[Python-Dev] buffer object (was: Unicode debate)

Greg Stein gstein@lyra.org
Sun, 7 May 2000 03:25:29 -0700 (PDT)

[ damn, I wish people would pay more attention to changing the subject
  line to reflect the contents of the email ... I could not figure out if
  there were any further responses to this without opening most of those
  dang "Unicode debate" emails. sheesh... ]

On Tue, 2 May 2000, M.-A. Lemburg wrote:
> Guido van Rossum wrote:
> > 
> > [MAL]
> > > Let's not do the same mistake again: Unicode objects should *not*
> > > be used to hold binary data. Please use buffers instead.
> > 
> > Easier said than done -- Python doesn't really have a buffer data
> > type.

The buffer object. We *do* have the type.

> > Or do you mean the array module?  It's not trivial to read a
> > file into an array (although it's possible, there are even two ways).
> > Fact is, most of Python's standard library and built-in objects use
> > (8-bit) strings as buffers.

For historical reasons only. It would be very easy to change these to use
buffer objects, except for the simple fact that callers might expect a
*string* rather than something with string-like behavior.

> > > BTW, I think that this behaviour should be changed:
> > >
> > > >>> buffer('binary') + 'data'
> > > 'binarydata'

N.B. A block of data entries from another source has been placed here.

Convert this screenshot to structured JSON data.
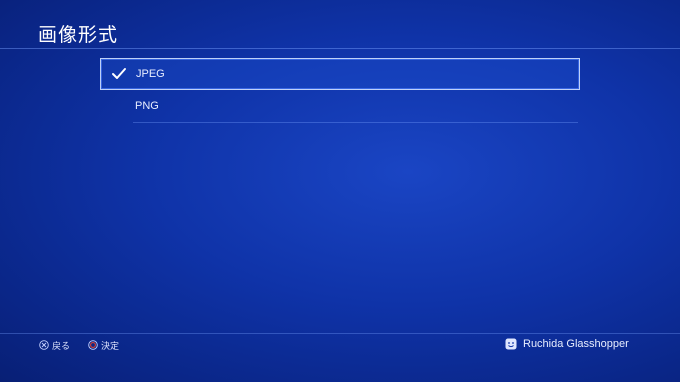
{
  "header": {
    "title": "画像形式"
  },
  "options": [
    {
      "label": "JPEG",
      "selected": true
    },
    {
      "label": "PNG",
      "selected": false
    }
  ],
  "footer": {
    "back_label": "戻る",
    "back_icon": "cross-button-icon",
    "confirm_label": "決定",
    "confirm_icon": "circle-button-icon"
  },
  "user": {
    "name": "Ruchida Glasshopper",
    "avatar_icon": "smiley-avatar-icon"
  },
  "colors": {
    "background": "#0f33a8",
    "circle_button": "#e0422e",
    "text": "#ffffff"
  }
}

In several places, bufferobject.c uses PyString_FromStringAndSize(). It
wouldn't be hard at all to use PyBuffer_New() to allow the memory, then
copy the data in. A new API could also help out here:

  PyBuffer_CopyMemory(void *ptr, int size)

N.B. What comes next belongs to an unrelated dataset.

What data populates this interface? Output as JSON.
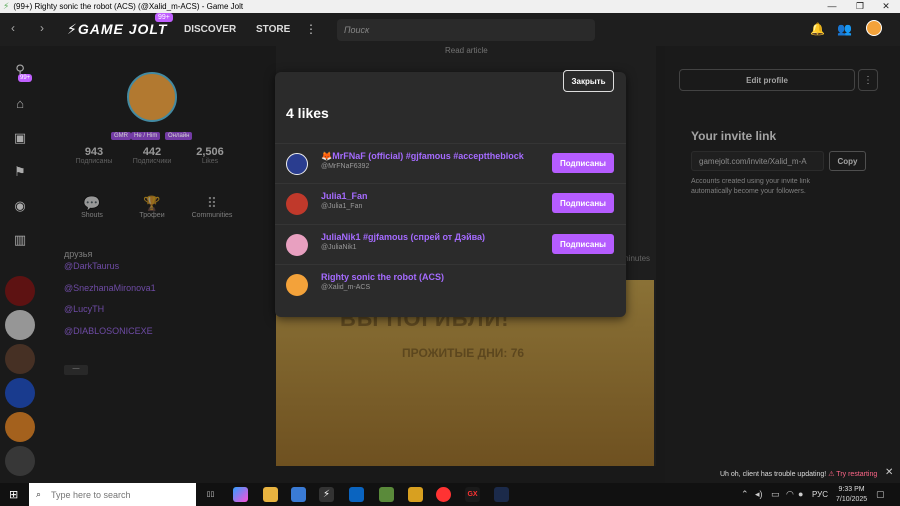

> > > while:
> > >
> > > >>> 'data' + buffer('binary')
> > > Traceback (most recent call last):
> > >   File "<stdin>", line 1, in ?
> > > TypeError: illegal argument type for built-in operation

The string object can't handle the buffer on the right side. Buffer
objects use the buffer interface, so they can deal with strings on the
right. Therefore: asymmetry :-(

> > > IMHO, buffer objects should never coerce to strings, but instead
> > > return a buffer object holding the combined contents. The
> > > same applies to slicing buffer objects:
> > >
> > > >>> buffer('binary')[2:5]
> > > 'nar'
> > >
> > > should prefereably be buffer('nar').

Sure. Wouldn't be a problem. The FromStringAndSize() thing.

> > Note that a buffer object doesn't hold data!  It's only a pointer to
> > data.  I can't off-hand explain the asymmetry though.
> Dang, you're right...

Untrue. There is an API call which will construct a buffer object with its
own memory:

  PyObject * PyBuffer_New(int size)

The resulting buffer object will be read/write, and you can stuff values
into it using the slice notation.

> > > Hmm, perhaps we need something like a data string object
> > > to get this 100% right ?!

Nope. The buffer object is intended to be exactly this.

> > Not clear.  I'd rather do the equivalent of byte arrays in Java, for
> > which no "string literal" notations exist.
> Anyway, one way or another I think we should make it clear
> to users that they should start using some other type for
> storing binary data.

Buffer objects. There are a couple changes to make this a bit easier for

1) buffer(ob [,offset [,size]]) should be changed to allow buffer(size) to
   create a read/write buffer of a particular size. buffer() should create
   a zero-length read/write buffer.

2) if slice assignment is updated to allow changes to the length (for
   example: buf[1:2] = 'abcdefgh'), then the buffer object definition must
   change. Specifically: when the buffer object owns the memory, it does
   this by appending the memory after the PyObject_HEAD and setting its
   internal pointer to it; when the dealloc() occurs, the target memory
   goes with the object. A flag would need to be added to tell the buffer
   object to do a second free() for the case where a realloc has returned
   a new pointer.
   [ I'm not sure that I would agree with this change, however; but it
     does make them a bit easier to work with; on the other hand, people
     have been working with immutable strings for a long time, so they're
     okay with concatenation, so I'm okay with saying length-altering
     operations must simply be done thru concatenation. ]

IMO, extensions should be using the buffer object for raw bytes. I know
that Mark has been updating some of the Win32 extensions to do this.
Python programs could use the objects if the buffer() builtin is tweaked
to allow a bit more flexibility in the arguments.


Greg Stein, http://www.lyra.org/